Setting a [retention duration](🔗) for your datasets is another method for minimizing storage size. Data that falls outside the retention window is automatically removed. </details>
<details> <summary><b>Why is my data size in Rockset fluctuating? Am I losing data?</b></summary>
Rockset is designed to reduce the data latency of your data. If you write data to Rockset, it is visible to queries within a few seconds. If these writes were updates to existing records in the storage, then [RocksDB’s background compaction algorithms](🔗) merges the different versions of a field and retains only the most recent version of the value of any field. The reason the merging happens asynchronously in the background is because the system is designed to make newly written data visible to queries even before it is merged with existing records. The upside of this approach is that it reduces the data-latency of the system. A minor downside is that you may see your data size grow and shrink lazily if you have bursty update patterns. This downside is minimized with [RocksDB’s leveled compaction](🔗) which keeps the data size fluctuations within a margin of 10%. </details>
<details> <summary><b>What is my data size when bulk-loading data?</b></summary>
When you create a collection from a data source that has a non-trivial amount of data, the Rockset system employs a [bulk-load mechanism](🔗). The bulk-load mechanism is optimized to load the data set in minimum time, and during this time the RocksDB Bytes could be much larger than your expected data size. Rest assured that you are not billed for storage for the duration when the collection is in BulkMode. </details>
<details> <summary><b>How many replicas are used for the stored data?</b></summary>
Rockset stores all data in S3, so we get the 99.999999999% durabilities of S3 for all data in Rockset.

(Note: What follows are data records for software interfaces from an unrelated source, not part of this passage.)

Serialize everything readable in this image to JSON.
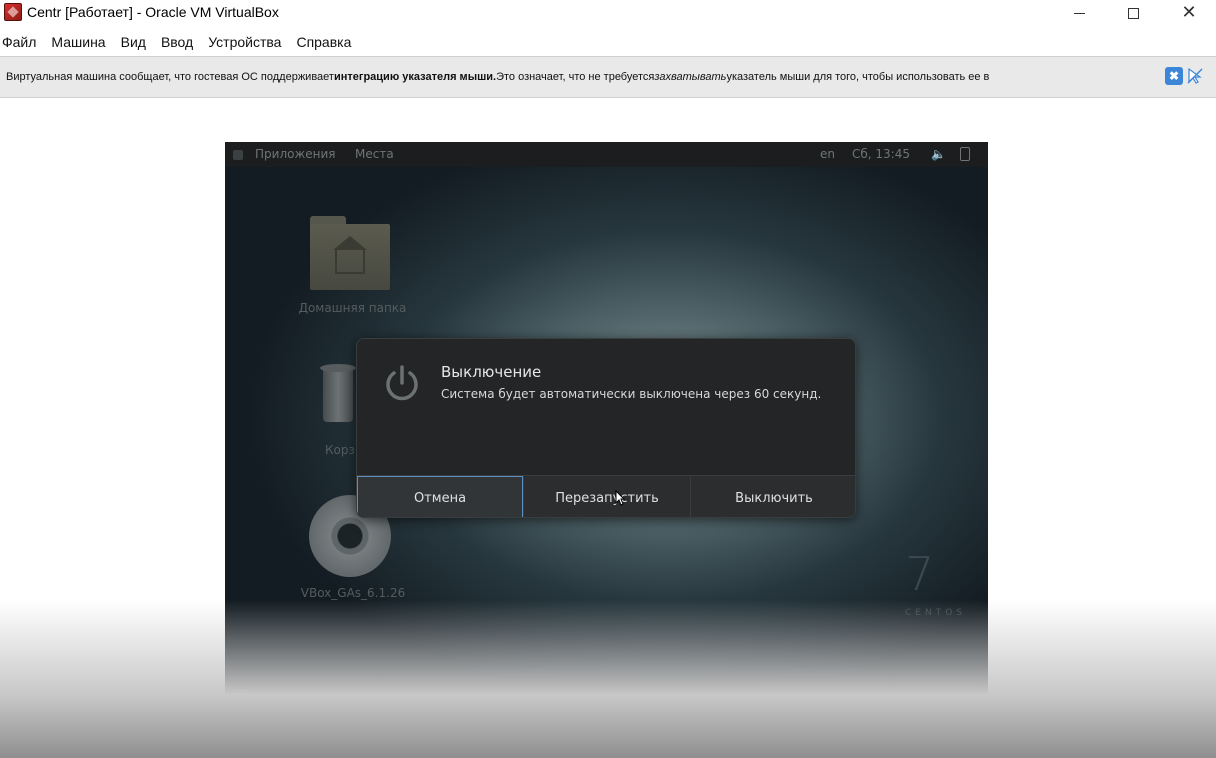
{
  "window": {
    "title": "Centr [Работает] - Oracle VM VirtualBox",
    "minimize_icon": "minimize-icon",
    "maximize_icon": "maximize-icon",
    "close_icon": "close-icon",
    "close_glyph": "✕"
  },
  "menu": [
    "Файл",
    "Машина",
    "Вид",
    "Ввод",
    "Устройства",
    "Справка"
  ],
  "notice": {
    "part1": "Виртуальная машина сообщает, что гостевая ОС поддерживает ",
    "bold": "интеграцию указателя мыши.",
    "part2": " Это означает, что не требуется ",
    "italic": "захватывать",
    "part3": " указатель мыши для того, чтобы использовать ее в",
    "close_glyph": "✖"
  },
  "guest": {
    "topbar": {
      "applications": "Приложения",
      "places": "Места",
      "language": "en",
      "clock": "Сб, 13:45",
      "volume_glyph": "🔈"
    },
    "desktop": {
      "home_folder": "Домашняя папка",
      "trash": "Корз",
      "disc": "VBox_GAs_6.1.26"
    },
    "brand": {
      "number": "7",
      "word": "CENTOS"
    }
  },
  "dialog": {
    "title": "Выключение",
    "message": "Система будет автоматически выключена через 60 секунд.",
    "buttons": {
      "cancel": "Отмена",
      "restart": "Перезапустить",
      "power_off": "Выключить"
    }
  }
}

Rockset internally caches data in SSD and RAM, and multiple copies may be made as part of serving queries. </details>
<details> <summary><b>What is the backup mechanism for the data?</b></summary>
All data in Rockset is continuously backed up into S3 in real-time. Rockset eliminates the need for users to manually manage storage capacity and backup schedules. </details>
Want to learn more?
Check out our blog posts on [How We Use RocksDB at Rockset](🔗) and [Remote Compactions in RocksDB-Cloud](🔗).